Supplied entries Block Start

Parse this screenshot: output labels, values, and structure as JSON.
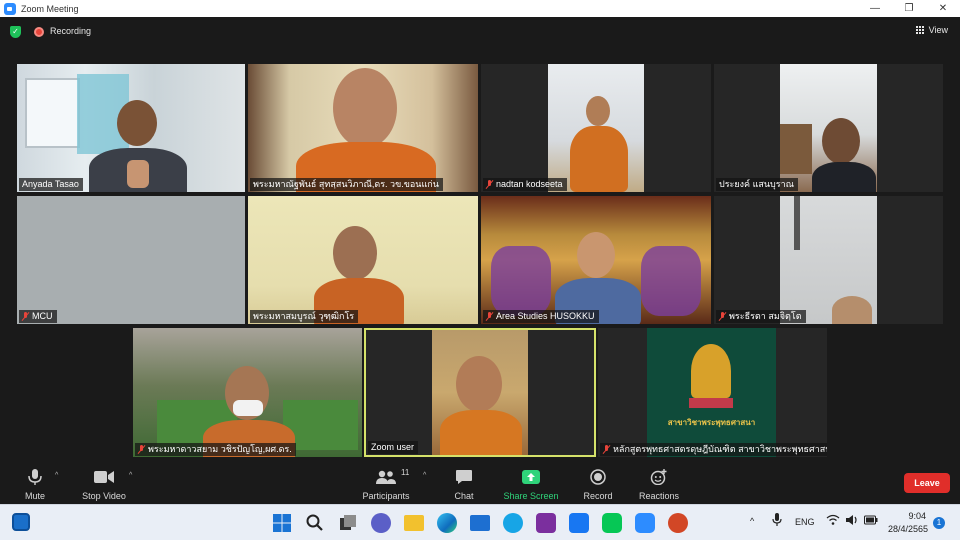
{
  "window": {
    "title": "Zoom Meeting"
  },
  "topbar": {
    "recording_label": "Recording",
    "view_label": "View"
  },
  "participants": [
    {
      "name": "Anyada Tasao",
      "muted": false
    },
    {
      "name": "พระมหาณัฐพันธ์ สุทสฺสนวิภาณี,ดร. วข.ขอนแก่น",
      "muted": false
    },
    {
      "name": "nadtan kodseeta",
      "muted": true
    },
    {
      "name": "ประยงค์ แสนบุราณ",
      "muted": false
    },
    {
      "name": "MCU",
      "muted": true
    },
    {
      "name": "พระมหาสมบูรณ์ วุฑฺฒิกโร",
      "muted": false
    },
    {
      "name": "Area Studies HUSOKKU",
      "muted": true
    },
    {
      "name": "พระธีรตา สมจิตฺโต",
      "muted": true
    },
    {
      "name": "พระมหาดาวสยาม วชิรปัญโญ,ผศ.ดร.",
      "muted": true
    },
    {
      "name": "Zoom user",
      "muted": false
    },
    {
      "name": "หลักสูตรพุทธศาสตรดุษฎีบัณฑิต สาขาวิชาพระพุทธศาสน...",
      "muted": true
    }
  ],
  "logo_tile": {
    "caption": "สาขาวิชาพระพุทธศาสนา"
  },
  "toolbar": {
    "mute": "Mute",
    "stop_video": "Stop Video",
    "participants": "Participants",
    "participants_count": "11",
    "chat": "Chat",
    "share_screen": "Share Screen",
    "record": "Record",
    "reactions": "Reactions",
    "leave": "Leave"
  },
  "taskbar": {
    "language": "ENG",
    "time": "9:04",
    "date": "28/4/2565",
    "notification_count": "1"
  },
  "colors": {
    "accent": "#2d8cff",
    "share": "#2fd37a",
    "leave": "#e02e2a",
    "active_speaker": "#d5e26a"
  }
}
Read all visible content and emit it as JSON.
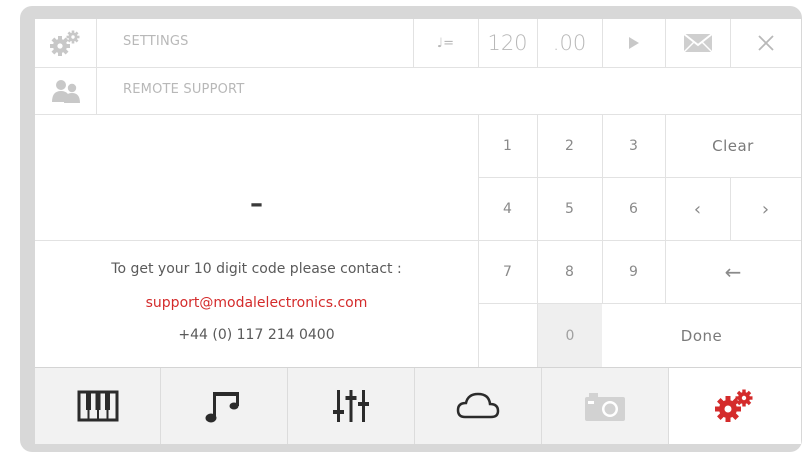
{
  "header": {
    "settings_label": "SETTINGS",
    "remote_label": "REMOTE SUPPORT",
    "tempo_symbol": "♩=",
    "tempo_value": "120",
    "tempo_decimal": ".00"
  },
  "code_display": {
    "value": "–"
  },
  "message": {
    "line1": "To get your 10 digit code please contact :",
    "email": "support@modalelectronics.com",
    "phone": "+44 (0) 117 214 0400"
  },
  "keypad": {
    "k1": "1",
    "k2": "2",
    "k3": "3",
    "k4": "4",
    "k5": "5",
    "k6": "6",
    "k7": "7",
    "k8": "8",
    "k9": "9",
    "k0": "0",
    "clear": "Clear",
    "left": "‹",
    "right": "›",
    "backspace": "←",
    "done": "Done"
  },
  "colors": {
    "accent_red": "#d42b2b",
    "icon_dark": "#2b2b2b",
    "icon_light": "#c8c8c8",
    "active_key_bg": "#efefef"
  },
  "nav": {
    "active_item": "settings-gears-icon"
  }
}
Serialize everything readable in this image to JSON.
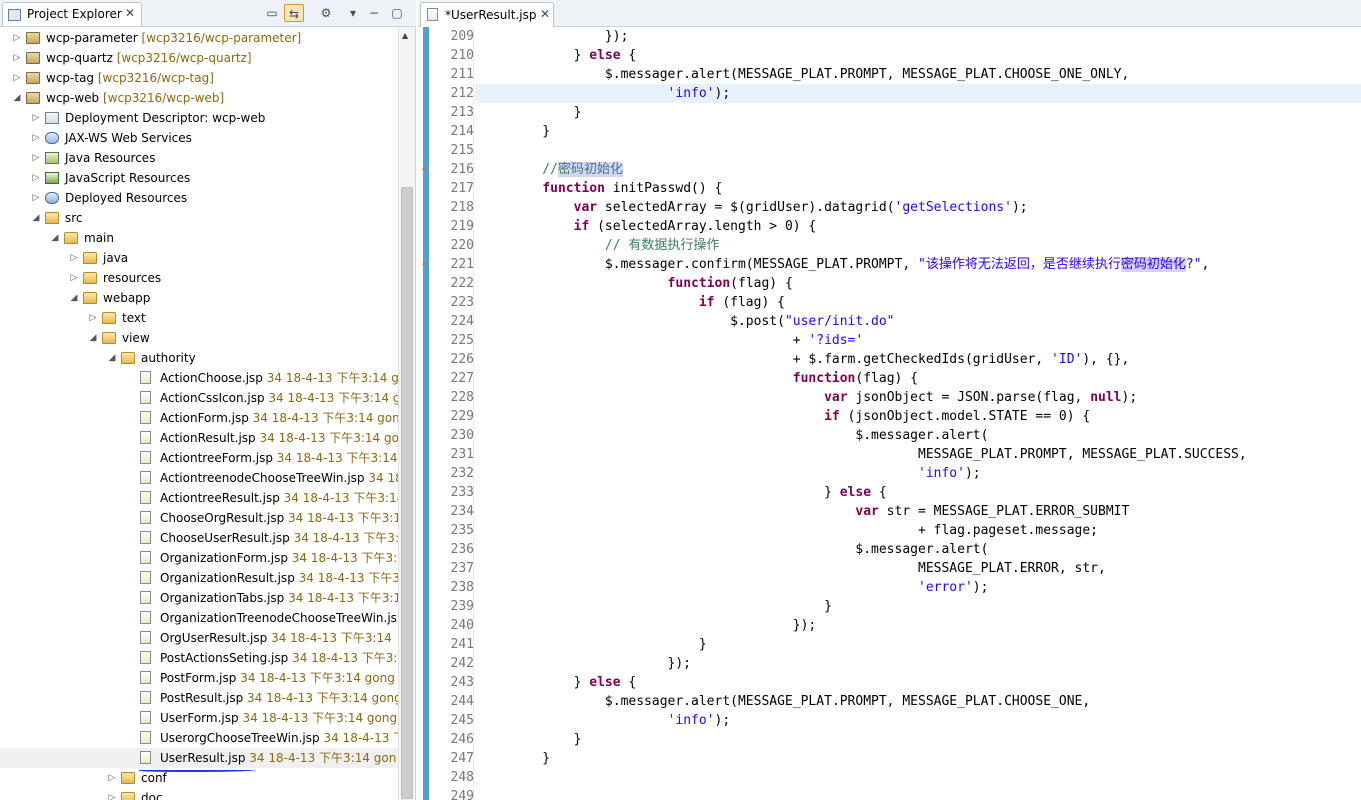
{
  "explorer": {
    "tab_title": "Project Explorer",
    "tab_close": "✕",
    "tools": [
      "▭",
      "⇆",
      "⚙",
      "▾",
      "−",
      "▢"
    ],
    "items": [
      {
        "depth": 0,
        "twisty": "▷",
        "icon": "project",
        "label": "wcp-parameter",
        "dec": "[wcp3216/wcp-parameter]"
      },
      {
        "depth": 0,
        "twisty": "▷",
        "icon": "project",
        "label": "wcp-quartz",
        "dec": "[wcp3216/wcp-quartz]"
      },
      {
        "depth": 0,
        "twisty": "▷",
        "icon": "project",
        "label": "wcp-tag",
        "dec": "[wcp3216/wcp-tag]"
      },
      {
        "depth": 0,
        "twisty": "◢",
        "icon": "project",
        "label": "wcp-web",
        "dec": "[wcp3216/wcp-web]"
      },
      {
        "depth": 1,
        "twisty": "▷",
        "icon": "desc",
        "label": "Deployment Descriptor: wcp-web",
        "dec": ""
      },
      {
        "depth": 1,
        "twisty": "▷",
        "icon": "ws",
        "label": "JAX-WS Web Services",
        "dec": ""
      },
      {
        "depth": 1,
        "twisty": "▷",
        "icon": "java",
        "label": "Java Resources",
        "dec": ""
      },
      {
        "depth": 1,
        "twisty": "▷",
        "icon": "js",
        "label": "JavaScript Resources",
        "dec": ""
      },
      {
        "depth": 1,
        "twisty": "▷",
        "icon": "deploy",
        "label": "Deployed Resources",
        "dec": ""
      },
      {
        "depth": 1,
        "twisty": "◢",
        "icon": "folder",
        "label": "src",
        "dec": ""
      },
      {
        "depth": 2,
        "twisty": "◢",
        "icon": "folder",
        "label": "main",
        "dec": ""
      },
      {
        "depth": 3,
        "twisty": "▷",
        "icon": "folder",
        "label": "java",
        "dec": ""
      },
      {
        "depth": 3,
        "twisty": "▷",
        "icon": "folder",
        "label": "resources",
        "dec": ""
      },
      {
        "depth": 3,
        "twisty": "◢",
        "icon": "folder",
        "label": "webapp",
        "dec": ""
      },
      {
        "depth": 4,
        "twisty": "▷",
        "icon": "folder",
        "label": "text",
        "dec": ""
      },
      {
        "depth": 4,
        "twisty": "◢",
        "icon": "folder",
        "label": "view",
        "dec": ""
      },
      {
        "depth": 5,
        "twisty": "◢",
        "icon": "folder",
        "label": "authority",
        "dec": ""
      },
      {
        "depth": 6,
        "twisty": "",
        "icon": "file",
        "label": "ActionChoose.jsp",
        "dec": "34  18-4-13 下午3:14  gong"
      },
      {
        "depth": 6,
        "twisty": "",
        "icon": "file",
        "label": "ActionCssIcon.jsp",
        "dec": "34  18-4-13 下午3:14  go"
      },
      {
        "depth": 6,
        "twisty": "",
        "icon": "file",
        "label": "ActionForm.jsp",
        "dec": "34  18-4-13 下午3:14  gong"
      },
      {
        "depth": 6,
        "twisty": "",
        "icon": "file",
        "label": "ActionResult.jsp",
        "dec": "34  18-4-13 下午3:14  gon"
      },
      {
        "depth": 6,
        "twisty": "",
        "icon": "file",
        "label": "ActiontreeForm.jsp",
        "dec": "34  18-4-13 下午3:14"
      },
      {
        "depth": 6,
        "twisty": "",
        "icon": "file",
        "label": "ActiontreenodeChooseTreeWin.jsp",
        "dec": "34  18-4"
      },
      {
        "depth": 6,
        "twisty": "",
        "icon": "file",
        "label": "ActiontreeResult.jsp",
        "dec": "34  18-4-13 下午3:14"
      },
      {
        "depth": 6,
        "twisty": "",
        "icon": "file",
        "label": "ChooseOrgResult.jsp",
        "dec": "34  18-4-13 下午3:14"
      },
      {
        "depth": 6,
        "twisty": "",
        "icon": "file",
        "label": "ChooseUserResult.jsp",
        "dec": "34  18-4-13 下午3:14"
      },
      {
        "depth": 6,
        "twisty": "",
        "icon": "file",
        "label": "OrganizationForm.jsp",
        "dec": "34  18-4-13 下午3:14"
      },
      {
        "depth": 6,
        "twisty": "",
        "icon": "file",
        "label": "OrganizationResult.jsp",
        "dec": "34  18-4-13 下午3:14"
      },
      {
        "depth": 6,
        "twisty": "",
        "icon": "file",
        "label": "OrganizationTabs.jsp",
        "dec": "34  18-4-13 下午3:14"
      },
      {
        "depth": 6,
        "twisty": "",
        "icon": "file",
        "label": "OrganizationTreenodeChooseTreeWin.jsp",
        "dec": ""
      },
      {
        "depth": 6,
        "twisty": "",
        "icon": "file",
        "label": "OrgUserResult.jsp",
        "dec": "34  18-4-13 下午3:14"
      },
      {
        "depth": 6,
        "twisty": "",
        "icon": "file",
        "label": "PostActionsSeting.jsp",
        "dec": "34  18-4-13 下午3:14"
      },
      {
        "depth": 6,
        "twisty": "",
        "icon": "file",
        "label": "PostForm.jsp",
        "dec": "34  18-4-13 下午3:14  gong"
      },
      {
        "depth": 6,
        "twisty": "",
        "icon": "file",
        "label": "PostResult.jsp",
        "dec": "34  18-4-13 下午3:14  gong"
      },
      {
        "depth": 6,
        "twisty": "",
        "icon": "file",
        "label": "UserForm.jsp",
        "dec": "34  18-4-13 下午3:14  gong"
      },
      {
        "depth": 6,
        "twisty": "",
        "icon": "file",
        "label": "UserorgChooseTreeWin.jsp",
        "dec": "34  18-4-13 下"
      },
      {
        "depth": 6,
        "twisty": "",
        "icon": "file",
        "label": "UserResult.jsp",
        "dec": "34  18-4-13 下午3:14  gon",
        "selected": true
      },
      {
        "depth": 5,
        "twisty": "▷",
        "icon": "folder",
        "label": "conf",
        "dec": ""
      },
      {
        "depth": 5,
        "twisty": "▷",
        "icon": "folder",
        "label": "doc",
        "dec": ""
      }
    ]
  },
  "editor": {
    "tab_title": "*UserResult.jsp",
    "tab_close": "✕",
    "marker_glyph": "⇨",
    "markers": [
      7,
      12
    ],
    "current_line_index": 3,
    "lines": [
      {
        "num": "209",
        "segs": [
          {
            "t": "            });",
            "c": ""
          }
        ]
      },
      {
        "num": "210",
        "segs": [
          {
            "t": "        } ",
            "c": ""
          },
          {
            "t": "else",
            "c": "kw"
          },
          {
            "t": " {",
            "c": ""
          }
        ]
      },
      {
        "num": "211",
        "segs": [
          {
            "t": "            $.messager.alert(MESSAGE_PLAT.PROMPT, MESSAGE_PLAT.CHOOSE_ONE_ONLY,",
            "c": ""
          }
        ]
      },
      {
        "num": "212",
        "segs": [
          {
            "t": "                    ",
            "c": ""
          },
          {
            "t": "'info'",
            "c": "str"
          },
          {
            "t": ");",
            "c": ""
          }
        ]
      },
      {
        "num": "213",
        "segs": [
          {
            "t": "        }",
            "c": ""
          }
        ]
      },
      {
        "num": "214",
        "segs": [
          {
            "t": "    }",
            "c": ""
          }
        ]
      },
      {
        "num": "215",
        "segs": [
          {
            "t": "",
            "c": ""
          }
        ]
      },
      {
        "num": "216",
        "segs": [
          {
            "t": "    //",
            "c": "cmt"
          },
          {
            "t": "密码初始化",
            "c": "cmt hl"
          }
        ]
      },
      {
        "num": "217",
        "segs": [
          {
            "t": "    ",
            "c": ""
          },
          {
            "t": "function",
            "c": "kw"
          },
          {
            "t": " initPasswd() {",
            "c": ""
          }
        ]
      },
      {
        "num": "218",
        "segs": [
          {
            "t": "        ",
            "c": ""
          },
          {
            "t": "var",
            "c": "kw"
          },
          {
            "t": " selectedArray = $(gridUser).datagrid(",
            "c": ""
          },
          {
            "t": "'getSelections'",
            "c": "str"
          },
          {
            "t": ");",
            "c": ""
          }
        ]
      },
      {
        "num": "219",
        "segs": [
          {
            "t": "        ",
            "c": ""
          },
          {
            "t": "if",
            "c": "kw"
          },
          {
            "t": " (selectedArray.length > 0) {",
            "c": ""
          }
        ]
      },
      {
        "num": "220",
        "segs": [
          {
            "t": "            // 有数据执行操作",
            "c": "cmt"
          }
        ]
      },
      {
        "num": "221",
        "segs": [
          {
            "t": "            $.messager.confirm(MESSAGE_PLAT.PROMPT, ",
            "c": ""
          },
          {
            "t": "\"该操作将无法返回，是否继续执行",
            "c": "str"
          },
          {
            "t": "密码初始化",
            "c": "str hl"
          },
          {
            "t": "?\"",
            "c": "str"
          },
          {
            "t": ",",
            "c": ""
          }
        ]
      },
      {
        "num": "222",
        "segs": [
          {
            "t": "                    ",
            "c": ""
          },
          {
            "t": "function",
            "c": "kw"
          },
          {
            "t": "(flag) {",
            "c": ""
          }
        ]
      },
      {
        "num": "223",
        "segs": [
          {
            "t": "                        ",
            "c": ""
          },
          {
            "t": "if",
            "c": "kw"
          },
          {
            "t": " (flag) {",
            "c": ""
          }
        ]
      },
      {
        "num": "224",
        "segs": [
          {
            "t": "                            $.post(",
            "c": ""
          },
          {
            "t": "\"user/init.do\"",
            "c": "str"
          }
        ]
      },
      {
        "num": "225",
        "segs": [
          {
            "t": "                                    + ",
            "c": ""
          },
          {
            "t": "'?ids='",
            "c": "str"
          }
        ]
      },
      {
        "num": "226",
        "segs": [
          {
            "t": "                                    + $.farm.getCheckedIds(gridUser, ",
            "c": ""
          },
          {
            "t": "'ID'",
            "c": "str"
          },
          {
            "t": "), {},",
            "c": ""
          }
        ]
      },
      {
        "num": "227",
        "segs": [
          {
            "t": "                                    ",
            "c": ""
          },
          {
            "t": "function",
            "c": "kw"
          },
          {
            "t": "(flag) {",
            "c": ""
          }
        ]
      },
      {
        "num": "228",
        "segs": [
          {
            "t": "                                        ",
            "c": ""
          },
          {
            "t": "var",
            "c": "kw"
          },
          {
            "t": " jsonObject = JSON.parse(flag, ",
            "c": ""
          },
          {
            "t": "null",
            "c": "kw"
          },
          {
            "t": ");",
            "c": ""
          }
        ]
      },
      {
        "num": "229",
        "segs": [
          {
            "t": "                                        ",
            "c": ""
          },
          {
            "t": "if",
            "c": "kw"
          },
          {
            "t": " (jsonObject.model.STATE == 0) {",
            "c": ""
          }
        ]
      },
      {
        "num": "230",
        "segs": [
          {
            "t": "                                            $.messager.alert(",
            "c": ""
          }
        ]
      },
      {
        "num": "231",
        "segs": [
          {
            "t": "                                                    MESSAGE_PLAT.PROMPT, MESSAGE_PLAT.SUCCESS,",
            "c": ""
          }
        ]
      },
      {
        "num": "232",
        "segs": [
          {
            "t": "                                                    ",
            "c": ""
          },
          {
            "t": "'info'",
            "c": "str"
          },
          {
            "t": ");",
            "c": ""
          }
        ]
      },
      {
        "num": "233",
        "segs": [
          {
            "t": "                                        } ",
            "c": ""
          },
          {
            "t": "else",
            "c": "kw"
          },
          {
            "t": " {",
            "c": ""
          }
        ]
      },
      {
        "num": "234",
        "segs": [
          {
            "t": "                                            ",
            "c": ""
          },
          {
            "t": "var",
            "c": "kw"
          },
          {
            "t": " str = MESSAGE_PLAT.ERROR_SUBMIT",
            "c": ""
          }
        ]
      },
      {
        "num": "235",
        "segs": [
          {
            "t": "                                                    + flag.pageset.message;",
            "c": ""
          }
        ]
      },
      {
        "num": "236",
        "segs": [
          {
            "t": "                                            $.messager.alert(",
            "c": ""
          }
        ]
      },
      {
        "num": "237",
        "segs": [
          {
            "t": "                                                    MESSAGE_PLAT.ERROR, str,",
            "c": ""
          }
        ]
      },
      {
        "num": "238",
        "segs": [
          {
            "t": "                                                    ",
            "c": ""
          },
          {
            "t": "'error'",
            "c": "str"
          },
          {
            "t": ");",
            "c": ""
          }
        ]
      },
      {
        "num": "239",
        "segs": [
          {
            "t": "                                        }",
            "c": ""
          }
        ]
      },
      {
        "num": "240",
        "segs": [
          {
            "t": "                                    });",
            "c": ""
          }
        ]
      },
      {
        "num": "241",
        "segs": [
          {
            "t": "                        }",
            "c": ""
          }
        ]
      },
      {
        "num": "242",
        "segs": [
          {
            "t": "                    });",
            "c": ""
          }
        ]
      },
      {
        "num": "243",
        "segs": [
          {
            "t": "        } ",
            "c": ""
          },
          {
            "t": "else",
            "c": "kw"
          },
          {
            "t": " {",
            "c": ""
          }
        ]
      },
      {
        "num": "244",
        "segs": [
          {
            "t": "            $.messager.alert(MESSAGE_PLAT.PROMPT, MESSAGE_PLAT.CHOOSE_ONE,",
            "c": ""
          }
        ]
      },
      {
        "num": "245",
        "segs": [
          {
            "t": "                    ",
            "c": ""
          },
          {
            "t": "'info'",
            "c": "str"
          },
          {
            "t": ");",
            "c": ""
          }
        ]
      },
      {
        "num": "246",
        "segs": [
          {
            "t": "        }",
            "c": ""
          }
        ]
      },
      {
        "num": "247",
        "segs": [
          {
            "t": "    }",
            "c": ""
          }
        ]
      },
      {
        "num": "248",
        "segs": [
          {
            "t": "",
            "c": ""
          }
        ]
      },
      {
        "num": "249",
        "segs": [
          {
            "t": "",
            "c": ""
          }
        ]
      }
    ]
  }
}
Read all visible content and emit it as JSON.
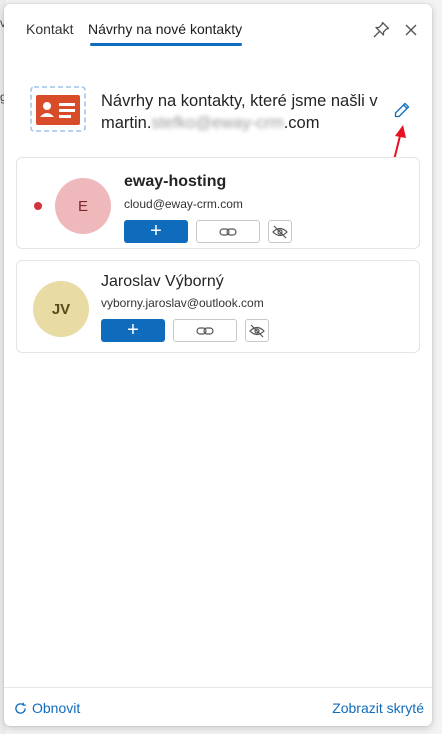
{
  "background": {
    "marks": [
      "v",
      "g"
    ]
  },
  "tabs": {
    "contacts": "Kontakt",
    "suggestions": "Návrhy na nové kontakty"
  },
  "header_icons": {
    "pin": "pin-icon",
    "close": "close-icon"
  },
  "intro": {
    "icon": "contact-card-icon",
    "text_line1": "Návrhy na kontakty, které jsme našli v",
    "email_prefix": "martin.",
    "email_blurred": "stefko@eway-crm",
    "email_suffix": ".com",
    "edit_icon": "pencil-icon"
  },
  "suggestions": [
    {
      "initials": "E",
      "name": "eway-hosting",
      "email": "cloud@eway-crm.com",
      "unread": true
    },
    {
      "initials": "JV",
      "name": "Jaroslav Výborný",
      "email": "vyborny.jaroslav@outlook.com",
      "unread": false
    }
  ],
  "actions": {
    "add": "+",
    "link_icon": "link-icon",
    "hide_icon": "eye-off-icon"
  },
  "footer": {
    "refresh": "Obnovit",
    "show_hidden": "Zobrazit skryté"
  },
  "colors": {
    "accent": "#0f6cbd",
    "unread": "#d13438",
    "annotation_arrow": "#e81123"
  }
}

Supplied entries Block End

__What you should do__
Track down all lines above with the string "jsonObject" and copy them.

__Response to this exercise__
            "t": " jsonObject = JSON.parse(flag, ",
            "t": " (jsonObject.model.STATE == 0) {",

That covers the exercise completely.